“I don’t like to speak all the time with analogies, but I think the West is approaching Iran in exactly the wrong way. It’s like there is a dangerous element, a radical element in this country and perhaps at the moment it is holding us hostage. Rather like a terrorist who runs down the street with the police chasing after him and then takes refuge in a building. What should the police do? Negotiate with the people in the building until the people deliver the terrorist to them or the terrorist gives himself up; or attack the building, killing the terrorist but also killing lots of other people? If the United States were to attack Iran it would be like storming the building, a tragic mistake, because negotiation can resolve this dispute without anybody getting killed. ...”
“The best way to deal with Ahmadinejad would be if he were left alone for a couple of years. If he can’t use foreign pressure to repress more, he will face internal challenges. The most dangerous class is the workers – he told them he would raise their salaries. He has given them too much expectation, there’s a possibility they could strike.”
“Engagement with Iran has a much better effect for pushing the reforms, if the world wants to fully change the people, even those considered to be hardliners. Even they could become pro-Western. Why do I think that? Well, there’s a strategic element in foreign relations. The current situation for Iran isn’t good. We are surrounded by a lack of friends. We don’t have many Muslim allies – people are Iranians first, then Muslims. Engagement is the most effective weapon. We can use our capacity in the region to contain terrorism. Isolation just fires back. The ex-officials of US make sense – there need to be more talks.”
From the Human Rights Activist:
“Democracy is not like a plane, you can’t just export it. You have to have social basics and foundations on which to build democracy. People must want democracy if you want to create democracy. If you truly want to change this government, you have to bring in a completely democratic government. The voice must be heard in the West – I want to make a union between a peace loving Iran and a peace loving West.”
On Iran’s nuclear capabilities:
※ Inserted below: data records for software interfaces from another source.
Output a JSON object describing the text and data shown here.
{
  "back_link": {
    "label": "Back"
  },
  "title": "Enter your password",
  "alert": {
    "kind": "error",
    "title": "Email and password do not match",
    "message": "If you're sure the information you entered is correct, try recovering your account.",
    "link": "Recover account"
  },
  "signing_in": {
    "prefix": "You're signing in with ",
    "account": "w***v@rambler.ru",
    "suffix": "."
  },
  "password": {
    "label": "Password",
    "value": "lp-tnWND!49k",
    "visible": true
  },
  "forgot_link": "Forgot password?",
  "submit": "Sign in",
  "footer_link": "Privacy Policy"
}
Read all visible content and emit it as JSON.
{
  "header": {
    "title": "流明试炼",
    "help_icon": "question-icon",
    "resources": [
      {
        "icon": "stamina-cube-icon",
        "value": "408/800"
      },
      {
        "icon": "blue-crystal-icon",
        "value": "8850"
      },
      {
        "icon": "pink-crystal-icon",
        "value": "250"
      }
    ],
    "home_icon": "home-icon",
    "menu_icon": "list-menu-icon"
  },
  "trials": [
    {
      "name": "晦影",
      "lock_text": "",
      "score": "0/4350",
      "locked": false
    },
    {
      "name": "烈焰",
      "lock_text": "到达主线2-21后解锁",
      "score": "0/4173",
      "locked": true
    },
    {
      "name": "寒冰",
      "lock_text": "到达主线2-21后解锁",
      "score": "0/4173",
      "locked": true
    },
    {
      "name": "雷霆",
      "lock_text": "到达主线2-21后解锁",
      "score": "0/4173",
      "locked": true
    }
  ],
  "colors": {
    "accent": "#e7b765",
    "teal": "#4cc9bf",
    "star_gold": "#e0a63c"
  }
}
“The international community worries about Iran being a nuclear power. There is no reason to worry, it won’t be an atomic bomb that will destroy West. There is no such bomb. It will be Chernobyl style events that might destroy our own nation. All of this expertise and equipment were acquired on the black market. These factories and reactors lack safety standards. The West has very transparent reactors, and at the same time you have the greens and the environmental lobby keeping a check. When something is secret and unknown, you can have no confidence for safety. We should be worried, not you. You’re scared for us, and that’s very strange.”
From the Feminist:
On higher education:
“Higher education gives women a clearer understanding of inequality and oppression, and that understanding will produce change. It’s already happening, in vocal opposition to policies that sanction polygamy, temporary marriage, free divorce for men, and child custody to fathers and their families. If you pick up a women’s magazine in Tehran, you’ll find it’s full of stories of wives suffering at the hands of despotic husbands, a long list of wife-beatings, suicides and loss of children. At the moment it’s happening at this kind of anecdotal level because the courts discriminate against women, not just in terms of outlook or judgment but technically speaking, so a man’s testimony is equivalent to that of two women.”
“But change is inevitable, regardless of which faction holds the presidency. Education is giving Iranian women a new understanding of freedom, the freedom of choice, which is not displaced by sharia law. Ultimately the mullahs cannot make women wear the hijab or the chador, and the women of Iran are beginning to see this.”
There is a lot more. You can download it at the Foreign Policy Centre’s Site.